Warwick Spinks, it is now known, was dedicated not only to the marketing of child pornography but also far worse. He also orchestrated the trafficking of children across Amsterdam, the Netherlands, and several other European countries. The children were then placed in Dutch brothels under physical duress. He also orchestrated the making and sale of snuff movies involving children. In an article published in November 2000, the British newspaper “The Guardian” refers to the testimony given by an informant to British police following an investigation over a paedophilia network connected to the circle of Amsterdam. The man under the fictitious alias of “Terry”, stated within a Dutch city, he watched a video of child pornography in which a boy was tortured and killed. Many of the films linking back to Madeiran children. Under the same article, this testimony was reinforced by statements made at Scotland Yard in 1993 by a gay man identified only as “Frank”, who described another video involving a twelve-year-old boy. The film was delivered by Spinks for subsequent sale during a trip to the Canary Islands. According to the witness, the boy was beaten, tortured with needles, castrated and killed. “Edward”, declared in 1997 that he had seen five of these films, which always ended with the death of children involved.

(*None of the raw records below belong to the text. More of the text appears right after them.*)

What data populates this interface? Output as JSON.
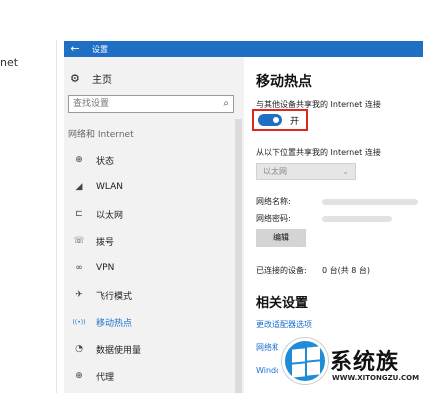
{
  "left_edge_text": "net",
  "window": {
    "title": "设置",
    "back_glyph": "←"
  },
  "sidebar": {
    "home_label": "主页",
    "search_placeholder": "查找设置",
    "section_label": "网络和 Internet",
    "items": [
      {
        "label": "状态",
        "icon": "globe-icon",
        "glyph": "⊕"
      },
      {
        "label": "WLAN",
        "icon": "wifi-icon",
        "glyph": "◢"
      },
      {
        "label": "以太网",
        "icon": "ethernet-icon",
        "glyph": "⊏"
      },
      {
        "label": "拨号",
        "icon": "dialup-icon",
        "glyph": "☏"
      },
      {
        "label": "VPN",
        "icon": "vpn-icon",
        "glyph": "∞"
      },
      {
        "label": "飞行模式",
        "icon": "airplane-icon",
        "glyph": "✈"
      },
      {
        "label": "移动热点",
        "icon": "hotspot-icon",
        "glyph": "((•))"
      },
      {
        "label": "数据使用量",
        "icon": "data-usage-icon",
        "glyph": "◔"
      },
      {
        "label": "代理",
        "icon": "proxy-icon",
        "glyph": "⊕"
      }
    ],
    "active_item": "移动热点"
  },
  "content": {
    "title": "移动热点",
    "share_label": "与其他设备共享我的 Internet 连接",
    "toggle_state": "开",
    "toggle_on": true,
    "share_from_label": "从以下位置共享我的 Internet 连接",
    "share_from_value": "以太网",
    "network_name_label": "网络名称:",
    "network_password_label": "网络密码:",
    "edit_button": "编辑",
    "connected_label": "已连接的设备:",
    "connected_value": "0 台(共 8 台)",
    "related_title": "相关设置",
    "related_links": [
      "更改适配器选项",
      "网络和共享中心",
      "Windows 防火墙"
    ]
  },
  "watermark": {
    "name": "系统族",
    "url": "WWW.XITONGZU.COM"
  },
  "colors": {
    "accent": "#1f6fc5",
    "highlight_box": "#e0281e"
  }
}
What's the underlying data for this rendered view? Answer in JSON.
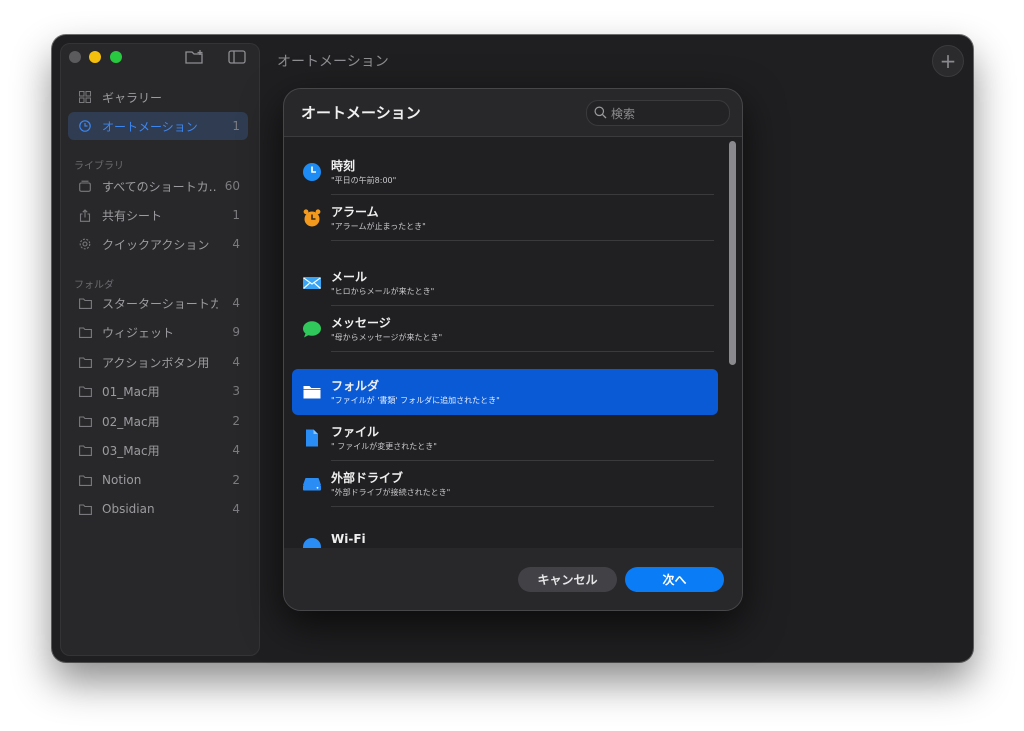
{
  "window": {
    "title": "オートメーション"
  },
  "sidebar": {
    "top_items": [
      {
        "label": "ギャラリー",
        "count": "",
        "icon": "grid-icon"
      },
      {
        "label": "オートメーション",
        "count": "1",
        "icon": "clock-icon",
        "active": true
      }
    ],
    "library_header": "ライブラリ",
    "library_items": [
      {
        "label": "すべてのショートカ…",
        "count": "60",
        "icon": "stack-icon"
      },
      {
        "label": "共有シート",
        "count": "1",
        "icon": "share-icon"
      },
      {
        "label": "クイックアクション",
        "count": "4",
        "icon": "gear-icon"
      }
    ],
    "folder_header": "フォルダ",
    "folder_items": [
      {
        "label": "スターターショートカ…",
        "count": "4"
      },
      {
        "label": "ウィジェット",
        "count": "9"
      },
      {
        "label": "アクションボタン用",
        "count": "4"
      },
      {
        "label": "01_Mac用",
        "count": "3"
      },
      {
        "label": "02_Mac用",
        "count": "2"
      },
      {
        "label": "03_Mac用",
        "count": "4"
      },
      {
        "label": "Notion",
        "count": "2"
      },
      {
        "label": "Obsidian",
        "count": "4"
      }
    ]
  },
  "dialog": {
    "title": "オートメーション",
    "search_placeholder": "検索",
    "items": [
      {
        "title": "時刻",
        "subtitle": "\"平日の午前8:00\"",
        "icon": "clock-icon",
        "color": "#1e8cf5"
      },
      {
        "title": "アラーム",
        "subtitle": "\"アラームが止まったとき\"",
        "icon": "alarm-icon",
        "color": "#f39a1e"
      },
      {
        "title": "メール",
        "subtitle": "\"ヒロからメールが来たとき\"",
        "icon": "mail-icon",
        "color": "#3aa5f5"
      },
      {
        "title": "メッセージ",
        "subtitle": "\"母からメッセージが来たとき\"",
        "icon": "message-icon",
        "color": "#30c85a"
      },
      {
        "title": "フォルダ",
        "subtitle": "\"ファイルが '書類' フォルダに追加されたとき\"",
        "icon": "folder-icon",
        "color": "#ffffff",
        "selected": true
      },
      {
        "title": "ファイル",
        "subtitle": "\" ファイルが変更されたとき\"",
        "icon": "file-icon",
        "color": "#2a8cf5"
      },
      {
        "title": "外部ドライブ",
        "subtitle": "\"外部ドライブが接続されたとき\"",
        "icon": "drive-icon",
        "color": "#2a8cf5"
      },
      {
        "title": "Wi-Fi",
        "subtitle": "",
        "icon": "wifi-icon",
        "color": "#2a8cf5"
      }
    ],
    "cancel_label": "キャンセル",
    "next_label": "次へ"
  },
  "colors": {
    "accent": "#0a7cf6",
    "selection": "#0a5ad6",
    "window_bg": "#1f1f21"
  }
}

This was, however, not the only evidence of the existence of such films. The French ‘site’ “Julie et Mélissa, N’Oubliez Pas”, dedicated to combating paedophilia, reported in April 2001 that Jan W. Robert, charged with complicity in the deaths of three children in snuff films, gave the Dutch Police names and addresses of several people involved in the production and viewing of these films. Jan W. Robert Marcel was charged with the production of snuff films, a charge he later pleaded guilty to. The paedophilia cases mentioned by the French ‘site’ are once again related to houses of prostitution and sale of child pornography from the Netherlands, which has been implicated in the circle Warwick Spinks and, indirectly, one of the other defendants in the case of the Madeiran children, Norbert Ryck.
Among these, in addition to Norbert de Ryck, were also present Robbie Van Der Plancken and Lothar Glandorf, two paedophiles accused of belonging to the child prostitution circuit in Holland, where Spinks was involved. In 2016, the clubs that provided material relating to child prostitution in the Netherlands are no longer in operation. Although the major paedophilia rings that operated in the 1980-1990 has been disbanded there are still those that pray on the young children of Madeira. Due to the major issue of child prostitution and trafficking in September 1998, the Portuguese Parliament passed a new law that enlarged the definition of paedophilia to include the consumers of child pornography. Closer to home, in 2010 a Portuguese TV presenter Carlos Cruz, was found guilty of being involved in a paedophile ring that visited Madeira to have sex with young children. The abuse continues.
The seed has been laid now, any and every paedophile that can travel to Madeira will seek the sexual services of children and while the poor remain getting poorer they will continue to encourage their children to beg to spend time on the streets, to be exposed to the dangers of sexual predators and traffickers. The problem will not go away unless affirmative action is taken by the authorities with severe sentence for predators as well as the care and attention needed for the children of Madeira.